◆ **Your task**
Reproduce each line from the records that holds "name".

Entries from a dataset of interfaces
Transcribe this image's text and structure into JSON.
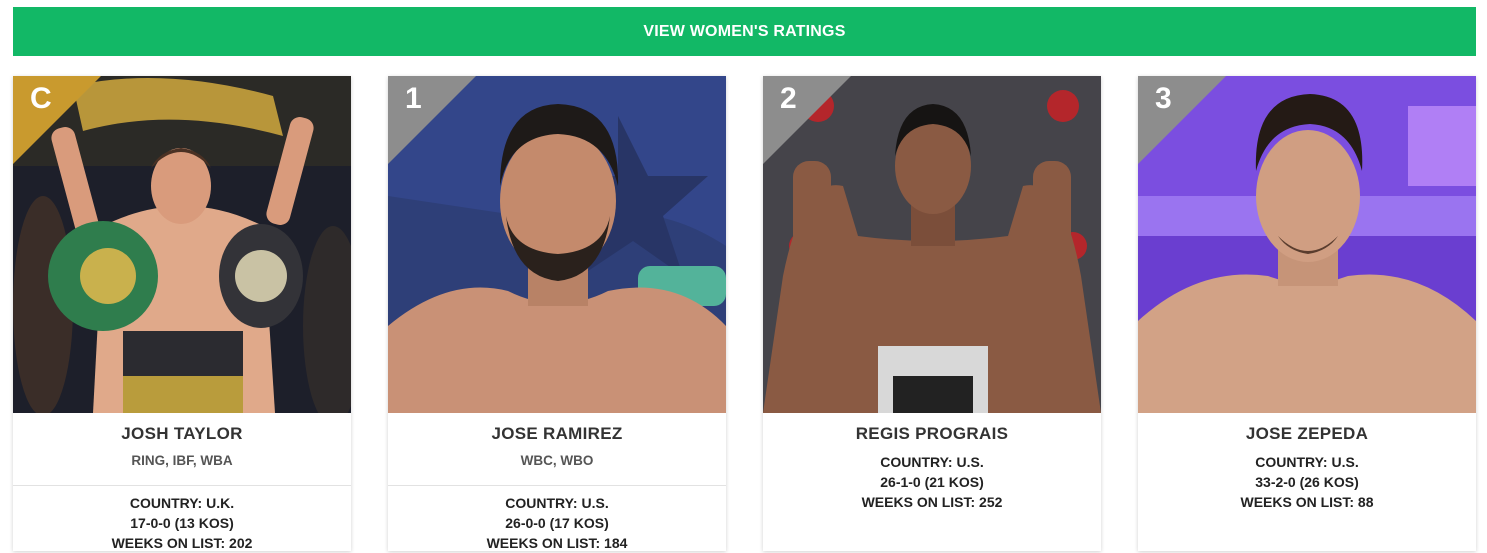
{
  "banner": {
    "label": "VIEW WOMEN'S RATINGS"
  },
  "colors": {
    "accent": "#12b866",
    "champion_corner": "#c99a2e",
    "rank_corner": "#8d8d8d"
  },
  "fighters": [
    {
      "rank": "C",
      "name": "JOSH TAYLOR",
      "belts": "RING, IBF, WBA",
      "country": "COUNTRY: U.K.",
      "record": "17-0-0 (13 KOS)",
      "weeks": "WEEKS ON LIST: 202"
    },
    {
      "rank": "1",
      "name": "JOSE RAMIREZ",
      "belts": "WBC, WBO",
      "country": "COUNTRY: U.S.",
      "record": "26-0-0 (17 KOS)",
      "weeks": "WEEKS ON LIST: 184"
    },
    {
      "rank": "2",
      "name": "REGIS PROGRAIS",
      "country": "COUNTRY: U.S.",
      "record": "26-1-0 (21 KOS)",
      "weeks": "WEEKS ON LIST: 252"
    },
    {
      "rank": "3",
      "name": "JOSE ZEPEDA",
      "country": "COUNTRY: U.S.",
      "record": "33-2-0 (26 KOS)",
      "weeks": "WEEKS ON LIST: 88"
    }
  ]
}
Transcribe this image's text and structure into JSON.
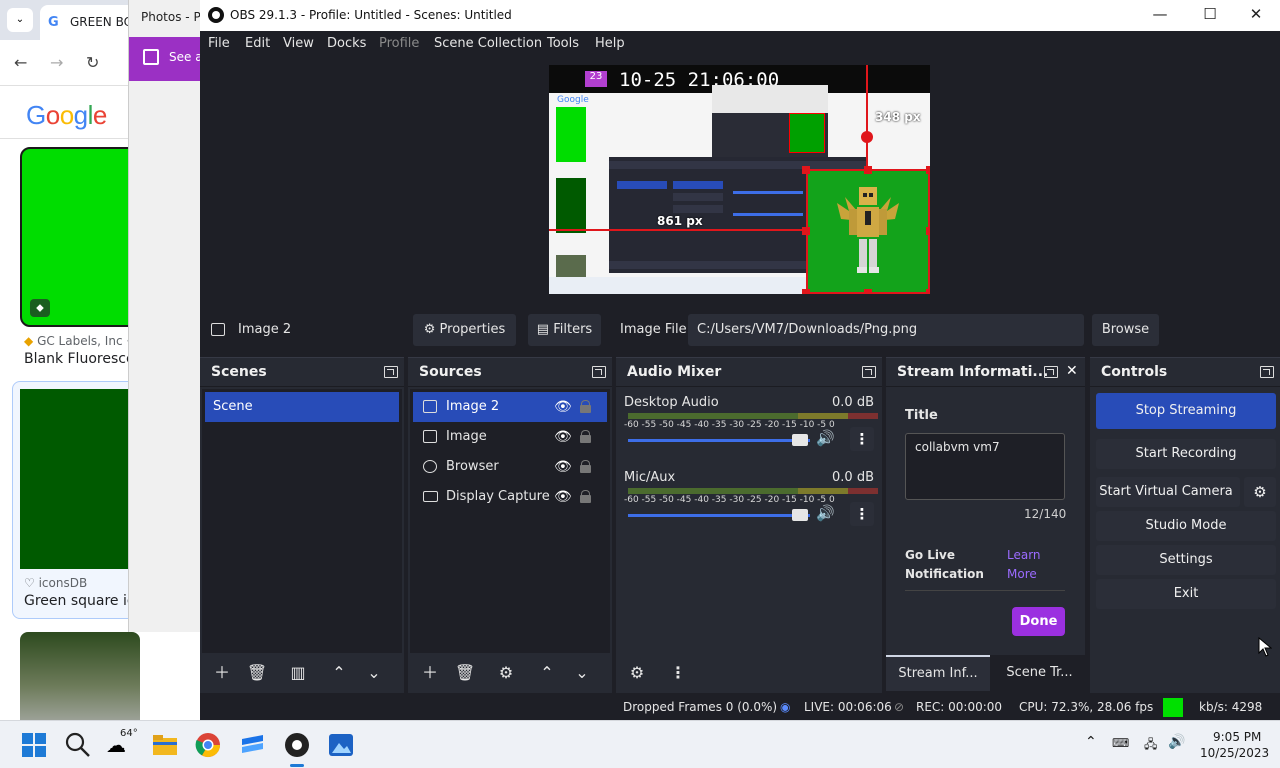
{
  "chrome": {
    "tab_title": "GREEN BO",
    "tab_dropdown": "⌄",
    "logo_text": "Google",
    "result1_source": "GC Labels, Inc ·",
    "result1_title": "Blank Fluorescen",
    "result2_source": "iconsDB",
    "result2_title": "Green square ico"
  },
  "photos": {
    "title": "Photos - Pr",
    "banner_text": "See al"
  },
  "obs": {
    "window_title": "OBS 29.1.3 - Profile: Untitled - Scenes: Untitled",
    "menu": [
      "File",
      "Edit",
      "View",
      "Docks",
      "Profile",
      "Scene Collection",
      "Tools",
      "Help"
    ],
    "preview": {
      "clock_text": "10-25 21:06:00",
      "clock_badge": "23",
      "mini_google": "Google",
      "height_label": "348 px",
      "width_label": "861 px"
    },
    "source_toolbar": {
      "selected_source": "Image 2",
      "properties_label": "Properties",
      "filters_label": "Filters",
      "image_file_label": "Image File",
      "image_path": "C:/Users/VM7/Downloads/Png.png",
      "browse_label": "Browse"
    },
    "scenes": {
      "title": "Scenes",
      "items": [
        "Scene"
      ]
    },
    "sources": {
      "title": "Sources",
      "items": [
        {
          "name": "Image 2",
          "icon": "image-icon",
          "selected": true
        },
        {
          "name": "Image",
          "icon": "image-icon",
          "selected": false
        },
        {
          "name": "Browser",
          "icon": "globe-icon",
          "selected": false
        },
        {
          "name": "Display Capture",
          "icon": "monitor-icon",
          "selected": false
        }
      ]
    },
    "audio_mixer": {
      "title": "Audio Mixer",
      "ticks": "-60 -55 -50 -45 -40 -35 -30 -25 -20 -15 -10 -5 0",
      "channels": [
        {
          "name": "Desktop Audio",
          "level": "0.0 dB"
        },
        {
          "name": "Mic/Aux",
          "level": "0.0 dB"
        }
      ]
    },
    "stream_info": {
      "title": "Stream Informati...",
      "field_title_label": "Title",
      "field_title_value": "collabvm vm7",
      "char_count": "12/140",
      "go_live_label": "Go Live Notification",
      "learn_more": "Learn More",
      "done_label": "Done",
      "tab1": "Stream Inf...",
      "tab2": "Scene Tr..."
    },
    "controls": {
      "title": "Controls",
      "stop_streaming": "Stop Streaming",
      "start_recording": "Start Recording",
      "start_virtual_camera": "Start Virtual Camera",
      "studio_mode": "Studio Mode",
      "settings": "Settings",
      "exit": "Exit"
    },
    "status": {
      "dropped_frames": "Dropped Frames 0 (0.0%)",
      "live": "LIVE: 00:06:06",
      "rec": "REC: 00:00:00",
      "cpu": "CPU: 72.3%, 28.06 fps",
      "kbs": "kb/s: 4298"
    }
  },
  "taskbar": {
    "weather_temp": "64°",
    "time": "9:05 PM",
    "date": "10/25/2023"
  },
  "colors": {
    "obs_bg": "#1e1f26",
    "obs_panel": "#272a33",
    "obs_accent": "#284cb8",
    "done_purple": "#9b30e0",
    "green_screen": "#13a31b"
  }
}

◆ **Result**
      "name": "JOSH TAYLOR",
      "name": "JOSE RAMIREZ",
      "name": "REGIS PROGRAIS",
      "name": "JOSE ZEPEDA",
          "name": "Image 2",
          "name": "Image",
          "name": "Browser",
          "name": "Display Capture",
          "name": "Desktop Audio",
          "name": "Mic/Aux",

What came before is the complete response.